Badrinath and Kedarnath Dham
Badrinath Dham is one of the oldest of Hindu places of worship. On the right bank of the river Alaknanda lies the sacred shrine perched at an altitude of 3133 m above sea level, guarded on either side by the two mountain peaks Nar & Narain with the towering Neelkanth peak providing a splendid back-drop. Also known as the Vishal Badri, the largest among the five Badris, it is revered by all as the apt tribute to Lord Vishnu. he revered spot was once carpeted with wild berries which gave it the name 'Badri Van' meaning 'forest of berries.' Built by Adi Shankaracharaya, the philosopher-saint of the 8th century, the temple has been renovated several times due to damage by avalanches and restored in the 19th century by the royal houses of Scindia & Holkar. The main entrance gate is colourful & imposing popularly known as Singhdwar. References to Sri Badrinath have been made in the Vedas & perhaps it was a popular shrine during the Vedic age also. The Skand Purana gives an accvount of the Adiguru consecrating the idol of Lord Badri Vishal in the temple after recovering it from Narad Kund, in a pursuance of a divine call from heaven.
The pilgrims are cleansed body & soul and with having achieved purity in that sense, pilgrims to Sri Kedarnath becomes most rewarding.
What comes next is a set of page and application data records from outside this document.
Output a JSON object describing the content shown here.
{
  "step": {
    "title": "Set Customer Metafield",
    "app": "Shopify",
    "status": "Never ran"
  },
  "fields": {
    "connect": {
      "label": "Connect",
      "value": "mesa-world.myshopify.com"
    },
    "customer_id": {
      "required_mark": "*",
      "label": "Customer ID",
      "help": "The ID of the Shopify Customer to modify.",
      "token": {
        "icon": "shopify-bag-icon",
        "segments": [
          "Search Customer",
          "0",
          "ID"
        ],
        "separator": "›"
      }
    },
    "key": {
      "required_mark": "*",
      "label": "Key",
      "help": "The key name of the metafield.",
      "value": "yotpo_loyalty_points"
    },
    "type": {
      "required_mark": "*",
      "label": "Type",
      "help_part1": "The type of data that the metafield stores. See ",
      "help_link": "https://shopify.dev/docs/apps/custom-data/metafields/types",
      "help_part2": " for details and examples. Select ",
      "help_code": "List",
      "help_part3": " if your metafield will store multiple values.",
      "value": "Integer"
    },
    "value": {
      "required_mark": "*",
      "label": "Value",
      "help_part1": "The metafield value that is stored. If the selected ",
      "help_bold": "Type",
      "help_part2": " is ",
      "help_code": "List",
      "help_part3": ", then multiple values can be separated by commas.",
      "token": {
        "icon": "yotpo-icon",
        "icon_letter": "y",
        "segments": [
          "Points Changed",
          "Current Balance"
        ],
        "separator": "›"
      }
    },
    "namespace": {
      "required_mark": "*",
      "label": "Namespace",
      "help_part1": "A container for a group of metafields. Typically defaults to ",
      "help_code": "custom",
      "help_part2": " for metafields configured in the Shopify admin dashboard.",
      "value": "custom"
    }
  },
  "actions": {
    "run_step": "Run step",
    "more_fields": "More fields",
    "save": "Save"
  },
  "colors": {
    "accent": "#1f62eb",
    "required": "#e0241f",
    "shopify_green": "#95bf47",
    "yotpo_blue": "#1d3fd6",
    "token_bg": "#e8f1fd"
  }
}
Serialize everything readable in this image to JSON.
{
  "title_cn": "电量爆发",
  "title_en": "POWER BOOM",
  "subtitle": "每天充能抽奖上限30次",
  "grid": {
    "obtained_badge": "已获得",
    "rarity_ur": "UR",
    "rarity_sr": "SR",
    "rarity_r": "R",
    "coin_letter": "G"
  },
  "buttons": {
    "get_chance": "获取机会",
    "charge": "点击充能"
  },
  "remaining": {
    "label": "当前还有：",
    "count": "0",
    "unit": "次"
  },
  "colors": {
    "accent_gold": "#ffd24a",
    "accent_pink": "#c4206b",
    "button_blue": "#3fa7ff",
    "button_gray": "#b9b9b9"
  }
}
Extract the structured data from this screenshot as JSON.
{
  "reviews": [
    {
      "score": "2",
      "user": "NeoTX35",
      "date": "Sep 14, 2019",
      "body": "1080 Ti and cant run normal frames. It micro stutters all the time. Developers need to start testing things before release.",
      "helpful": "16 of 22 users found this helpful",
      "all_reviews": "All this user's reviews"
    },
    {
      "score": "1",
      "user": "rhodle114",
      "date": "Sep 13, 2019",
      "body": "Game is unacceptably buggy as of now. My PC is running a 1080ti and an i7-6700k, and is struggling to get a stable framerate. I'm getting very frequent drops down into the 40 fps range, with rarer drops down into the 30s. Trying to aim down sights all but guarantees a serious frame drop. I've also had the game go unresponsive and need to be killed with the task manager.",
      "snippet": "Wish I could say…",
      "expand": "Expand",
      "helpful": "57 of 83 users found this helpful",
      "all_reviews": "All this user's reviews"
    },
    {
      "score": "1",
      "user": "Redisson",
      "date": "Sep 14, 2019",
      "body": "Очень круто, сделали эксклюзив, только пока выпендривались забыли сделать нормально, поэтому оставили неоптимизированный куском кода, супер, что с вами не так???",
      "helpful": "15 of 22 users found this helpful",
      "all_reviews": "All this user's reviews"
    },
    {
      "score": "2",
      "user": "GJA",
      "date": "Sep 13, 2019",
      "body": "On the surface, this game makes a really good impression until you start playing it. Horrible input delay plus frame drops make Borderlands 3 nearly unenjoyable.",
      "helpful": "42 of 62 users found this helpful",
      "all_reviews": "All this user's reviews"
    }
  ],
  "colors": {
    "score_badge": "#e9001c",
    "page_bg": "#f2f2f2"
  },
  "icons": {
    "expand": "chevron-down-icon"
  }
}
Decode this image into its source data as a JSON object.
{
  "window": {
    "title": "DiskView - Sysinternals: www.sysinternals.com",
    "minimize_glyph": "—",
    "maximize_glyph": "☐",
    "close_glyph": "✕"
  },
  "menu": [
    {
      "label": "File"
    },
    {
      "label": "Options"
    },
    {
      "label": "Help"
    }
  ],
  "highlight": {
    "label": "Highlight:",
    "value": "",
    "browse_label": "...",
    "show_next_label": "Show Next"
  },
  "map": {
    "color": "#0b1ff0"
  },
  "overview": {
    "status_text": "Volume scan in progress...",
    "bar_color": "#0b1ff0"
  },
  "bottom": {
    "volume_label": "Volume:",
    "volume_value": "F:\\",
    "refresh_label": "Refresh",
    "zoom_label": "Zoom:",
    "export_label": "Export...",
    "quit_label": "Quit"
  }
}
It is also customary to worship Lord Shiva with water of Ganga, which pilgrims going from Gangotri as well take some there to Kedarnath. Kedarnath is the seat of Lord Shiva. It is one of the twelve "Jyotirlingas" of Lord Shiva. Lying at an altitude of 3584 m at the head of river Mandakini, the shrine of Kedarnath is amongst the holiest pilgrimage for the Hindus. It is no wonder that Adi Guru Shankaracharya - a great scholar & saint, chose to enshrine Lord Shiva in this land, where the unholy becomes oly and the holy becomes holier. It is the place where Lord Shiva absolved Pandavas from the sin of killing their own cousins Kauravas in the battle of Kurukshetra. The origin of the revered temple can be found in the great epic Mahabharat.